Our story, our experiment, to create a world where hard work leads to a better life, the American Dream, is slowly dying. But we can fix this. The Student Loan Fairness Act will soon stand before the House of Representatives and embodies a golden opportunity to save the American Dream.
Taking out student loans is the only way I could attend DePaul. I thought if I took out the loans to get the right education, a good job would be waiting for me. Now I know different.
This rise in college students pursuing four year programs seems like it can only be good. Pursuing education is vital to individual success and the collective trend towards higher education across the population is a positive trend. But are there any costs associated with this upward trajectory?
Millions of high school students have now received college acceptance letters. Many middle class Americans will also learn how much financial aid they will receive from these institutions and what they will need to borrow to make up the difference.
The government gets to borrow for 10 years paying less than 2 percent interest on U.S. Treasury notes, while students must pay 6.8 percent interest on the loans they get from the government!
Despite the fact that tuition costs show no signs of decreasing, you can become less reliant on loans and more focused on a secure financial future by following a few easy rules.
If you are under 40, your generation is getting utterly screwed compared to mine, and you should be in the streets. There are plenty of injustices in this country, but they have little to do with old versus young and everything to do with the one percent versus everyone else. You don't have to cut my Social Security benefits to give your generation a decent break. The secret sauce of my generation was that when I was young, prosperity was widely shared, ladders were plentiful, and tax rates were progressive.
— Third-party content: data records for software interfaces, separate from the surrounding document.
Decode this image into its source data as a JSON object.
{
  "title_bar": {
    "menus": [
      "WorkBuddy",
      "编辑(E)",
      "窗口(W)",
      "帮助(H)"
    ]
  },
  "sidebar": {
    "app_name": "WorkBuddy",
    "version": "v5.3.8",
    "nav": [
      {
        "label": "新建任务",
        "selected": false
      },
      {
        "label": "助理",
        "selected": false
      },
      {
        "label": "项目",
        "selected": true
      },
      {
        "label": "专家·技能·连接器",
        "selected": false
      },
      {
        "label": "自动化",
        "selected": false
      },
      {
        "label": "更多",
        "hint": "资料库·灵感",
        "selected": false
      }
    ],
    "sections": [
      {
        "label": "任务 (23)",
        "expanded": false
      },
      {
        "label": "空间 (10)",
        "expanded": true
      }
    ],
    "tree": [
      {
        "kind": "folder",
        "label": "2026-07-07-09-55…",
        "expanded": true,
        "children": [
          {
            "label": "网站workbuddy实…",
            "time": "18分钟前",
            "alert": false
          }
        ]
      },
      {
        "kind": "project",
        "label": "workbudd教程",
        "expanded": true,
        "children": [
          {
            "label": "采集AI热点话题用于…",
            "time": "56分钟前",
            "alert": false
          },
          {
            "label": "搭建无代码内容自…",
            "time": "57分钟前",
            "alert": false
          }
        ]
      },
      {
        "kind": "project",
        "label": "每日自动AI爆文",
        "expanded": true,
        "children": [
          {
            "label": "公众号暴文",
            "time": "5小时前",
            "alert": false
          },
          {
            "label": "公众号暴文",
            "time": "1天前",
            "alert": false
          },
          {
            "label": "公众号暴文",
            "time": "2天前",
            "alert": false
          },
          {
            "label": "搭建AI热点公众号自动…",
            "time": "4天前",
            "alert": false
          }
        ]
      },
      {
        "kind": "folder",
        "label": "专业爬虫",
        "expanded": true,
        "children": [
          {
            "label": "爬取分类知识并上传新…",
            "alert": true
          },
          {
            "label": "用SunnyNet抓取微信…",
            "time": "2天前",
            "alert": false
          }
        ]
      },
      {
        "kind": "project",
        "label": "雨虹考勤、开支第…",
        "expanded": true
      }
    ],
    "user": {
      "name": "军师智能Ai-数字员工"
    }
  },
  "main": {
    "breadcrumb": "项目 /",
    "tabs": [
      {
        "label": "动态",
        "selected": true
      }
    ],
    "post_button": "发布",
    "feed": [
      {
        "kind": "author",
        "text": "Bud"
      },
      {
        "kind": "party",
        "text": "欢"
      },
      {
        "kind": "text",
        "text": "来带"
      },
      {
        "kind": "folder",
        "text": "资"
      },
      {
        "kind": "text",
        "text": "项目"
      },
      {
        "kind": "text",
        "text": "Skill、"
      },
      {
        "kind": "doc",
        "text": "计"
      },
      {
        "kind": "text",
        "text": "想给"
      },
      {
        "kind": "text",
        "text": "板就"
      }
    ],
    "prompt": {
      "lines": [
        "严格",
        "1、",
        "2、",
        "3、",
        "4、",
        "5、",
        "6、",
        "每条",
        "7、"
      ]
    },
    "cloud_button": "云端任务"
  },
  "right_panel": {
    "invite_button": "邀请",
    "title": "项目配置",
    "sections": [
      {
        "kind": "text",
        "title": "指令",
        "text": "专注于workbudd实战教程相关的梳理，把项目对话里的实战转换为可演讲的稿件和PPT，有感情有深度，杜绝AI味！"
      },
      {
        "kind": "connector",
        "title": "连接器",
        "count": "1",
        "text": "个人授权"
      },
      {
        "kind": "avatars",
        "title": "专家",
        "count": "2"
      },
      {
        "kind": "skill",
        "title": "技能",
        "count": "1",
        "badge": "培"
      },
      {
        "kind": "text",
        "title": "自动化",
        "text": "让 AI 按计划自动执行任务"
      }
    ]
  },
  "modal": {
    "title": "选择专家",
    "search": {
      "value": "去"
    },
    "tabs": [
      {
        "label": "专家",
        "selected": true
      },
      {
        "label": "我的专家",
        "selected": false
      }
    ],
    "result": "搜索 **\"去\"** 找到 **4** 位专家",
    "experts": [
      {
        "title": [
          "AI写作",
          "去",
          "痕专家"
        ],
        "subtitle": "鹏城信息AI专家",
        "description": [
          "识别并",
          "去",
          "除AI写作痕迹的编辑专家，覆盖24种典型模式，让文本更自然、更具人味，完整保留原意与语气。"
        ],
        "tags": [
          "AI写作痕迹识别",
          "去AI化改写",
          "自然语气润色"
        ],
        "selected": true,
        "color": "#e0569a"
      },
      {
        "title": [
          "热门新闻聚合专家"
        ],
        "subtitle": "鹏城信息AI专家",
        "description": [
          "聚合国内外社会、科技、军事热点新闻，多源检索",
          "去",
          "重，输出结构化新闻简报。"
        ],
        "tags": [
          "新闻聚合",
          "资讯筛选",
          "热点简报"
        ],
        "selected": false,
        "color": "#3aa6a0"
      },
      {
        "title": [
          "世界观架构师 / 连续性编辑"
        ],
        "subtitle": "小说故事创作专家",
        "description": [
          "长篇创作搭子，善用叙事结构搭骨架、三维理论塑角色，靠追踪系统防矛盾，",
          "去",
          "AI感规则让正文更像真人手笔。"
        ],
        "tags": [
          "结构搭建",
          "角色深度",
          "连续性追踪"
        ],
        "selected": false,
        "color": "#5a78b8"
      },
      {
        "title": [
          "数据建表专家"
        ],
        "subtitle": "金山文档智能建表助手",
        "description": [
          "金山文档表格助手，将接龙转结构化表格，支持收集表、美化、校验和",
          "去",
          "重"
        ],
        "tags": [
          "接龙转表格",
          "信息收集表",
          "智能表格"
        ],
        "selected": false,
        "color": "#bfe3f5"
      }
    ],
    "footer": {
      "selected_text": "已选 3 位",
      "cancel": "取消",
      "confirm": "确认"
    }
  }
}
If gazillionaires pay their fair share, and we invest adequately in the young, there's no reason why Generations Y and Z can't enjoy the same economic tailwind that my generation did. That, however, will not just happen. It requires a politics -- and not the politics of young versus old, much less the politics of austerity.
The hyper-inflation of tuition is well documented. By any measure, the cost of college attendance has increased dramatically. Higher education tends to be debt financed. The student loan bubble may well be like the subprime mortgage bubble -- only worse.
Becoming a doctor, lawyer or business person have long served as paths out of poverty, as well as symbols for many of the American Dream. But now, if a student isn't careful, these once-prestigious careers may be paths into poverty or heavy student debt. What has gone so wrong?
Young people are an increasing force at the ballot box, and tuition and debt are top issues for this generation. Any politician that wants to show their stuff to Millennials must address this issue. So, Senator Rubio, while you're thinking about ways to help students and debtors, consider a few more.
It is not enough to assume that students inherently know how to apply classroom skills to a real-world environment, particularly in the case of first-generation ones.
The smart high school grad no longer just picks a school, borrows money and wings it. Your future depends on your ability to assemble an educational plan that gets you on your path of knowledge and discovery without putting you at risk of attending a school that is doomed to fail.
Do high school seniors really consider other options? Do they even know alternatives exist -- alternatives that could put them far ahead of their peers both in the quality of their education and competitiveness in the job market?
By designating price as a key criterion at the earliest stages of the college search process, families can avoid taking on excessive debt to pay for college. It's simple. It's sensible. And it's not at all the way it's done now.
We believe that private colleges offer the ticket to a better life. But a closer look demonstrates a more expensive degree does not ensure a higher income after graduation.
You've got a multitude of consolidation and repayment methods to choose from. Needless to say, it's important to figure out how to pay down your loans quickly -- and with as little stress as possible. Here's what you need to do.